Start of Source data
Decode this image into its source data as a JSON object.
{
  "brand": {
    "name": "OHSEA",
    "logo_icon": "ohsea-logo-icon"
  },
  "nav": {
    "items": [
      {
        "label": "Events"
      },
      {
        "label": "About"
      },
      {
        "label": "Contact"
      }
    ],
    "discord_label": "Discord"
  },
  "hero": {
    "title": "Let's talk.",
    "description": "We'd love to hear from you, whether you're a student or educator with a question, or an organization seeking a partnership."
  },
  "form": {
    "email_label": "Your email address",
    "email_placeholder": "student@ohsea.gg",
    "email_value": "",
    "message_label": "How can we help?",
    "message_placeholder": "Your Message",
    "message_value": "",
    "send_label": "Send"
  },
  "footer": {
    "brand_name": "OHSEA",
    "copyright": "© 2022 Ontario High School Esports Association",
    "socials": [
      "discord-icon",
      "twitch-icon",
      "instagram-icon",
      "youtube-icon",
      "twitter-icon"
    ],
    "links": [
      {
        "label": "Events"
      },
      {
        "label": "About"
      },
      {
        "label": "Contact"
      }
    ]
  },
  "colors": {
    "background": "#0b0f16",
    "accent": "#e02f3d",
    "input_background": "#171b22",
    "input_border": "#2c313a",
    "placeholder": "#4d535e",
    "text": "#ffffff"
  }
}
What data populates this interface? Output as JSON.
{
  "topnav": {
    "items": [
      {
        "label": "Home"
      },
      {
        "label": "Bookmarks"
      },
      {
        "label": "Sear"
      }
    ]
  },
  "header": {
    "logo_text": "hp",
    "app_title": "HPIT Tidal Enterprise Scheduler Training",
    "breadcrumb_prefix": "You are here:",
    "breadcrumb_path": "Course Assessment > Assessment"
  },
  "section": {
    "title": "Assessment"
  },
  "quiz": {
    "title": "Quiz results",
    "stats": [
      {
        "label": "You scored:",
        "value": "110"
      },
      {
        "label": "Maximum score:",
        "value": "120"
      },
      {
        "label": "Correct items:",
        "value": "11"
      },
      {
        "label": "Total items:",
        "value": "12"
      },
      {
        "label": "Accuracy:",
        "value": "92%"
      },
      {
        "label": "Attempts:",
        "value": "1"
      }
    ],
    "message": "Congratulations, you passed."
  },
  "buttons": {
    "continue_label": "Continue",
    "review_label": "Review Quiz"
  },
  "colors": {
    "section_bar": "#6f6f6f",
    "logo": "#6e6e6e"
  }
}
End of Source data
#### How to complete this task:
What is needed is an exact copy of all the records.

#### Solution for this exercise:
Decode this image into its source data as a JSON object.
{
  "brand": {
    "name": "OHSEA",
    "logo_icon": "ohsea-logo-icon"
  },
  "nav": {
    "items": [
      {
        "label": "Events"
      },
      {
        "label": "About"
      },
      {
        "label": "Contact"
      }
    ],
    "discord_label": "Discord"
  },
  "hero": {
    "title": "Let's talk.",
    "description": "We'd love to hear from you, whether you're a student or educator with a question, or an organization seeking a partnership."
  },
  "form": {
    "email_label": "Your email address",
    "email_placeholder": "student@ohsea.gg",
    "email_value": "",
    "message_label": "How can we help?",
    "message_placeholder": "Your Message",
    "message_value": "",
    "send_label": "Send"
  },
  "footer": {
    "brand_name": "OHSEA",
    "copyright": "© 2022 Ontario High School Esports Association",
    "socials": [
      "discord-icon",
      "twitch-icon",
      "instagram-icon",
      "youtube-icon",
      "twitter-icon"
    ],
    "links": [
      {
        "label": "Events"
      },
      {
        "label": "About"
      },
      {
        "label": "Contact"
      }
    ]
  },
  "colors": {
    "background": "#0b0f16",
    "accent": "#e02f3d",
    "input_background": "#171b22",
    "input_border": "#2c313a",
    "placeholder": "#4d535e",
    "text": "#ffffff"
  }
}
What data populates this interface? Output as JSON.
{
  "topnav": {
    "items": [
      {
        "label": "Home"
      },
      {
        "label": "Bookmarks"
      },
      {
        "label": "Sear"
      }
    ]
  },
  "header": {
    "logo_text": "hp",
    "app_title": "HPIT Tidal Enterprise Scheduler Training",
    "breadcrumb_prefix": "You are here:",
    "breadcrumb_path": "Course Assessment > Assessment"
  },
  "section": {
    "title": "Assessment"
  },
  "quiz": {
    "title": "Quiz results",
    "stats": [
      {
        "label": "You scored:",
        "value": "110"
      },
      {
        "label": "Maximum score:",
        "value": "120"
      },
      {
        "label": "Correct items:",
        "value": "11"
      },
      {
        "label": "Total items:",
        "value": "12"
      },
      {
        "label": "Accuracy:",
        "value": "92%"
      },
      {
        "label": "Attempts:",
        "value": "1"
      }
    ],
    "message": "Congratulations, you passed."
  },
  "buttons": {
    "continue_label": "Continue",
    "review_label": "Review Quiz"
  },
  "colors": {
    "section_bar": "#6f6f6f",
    "logo": "#6e6e6e"
  }
}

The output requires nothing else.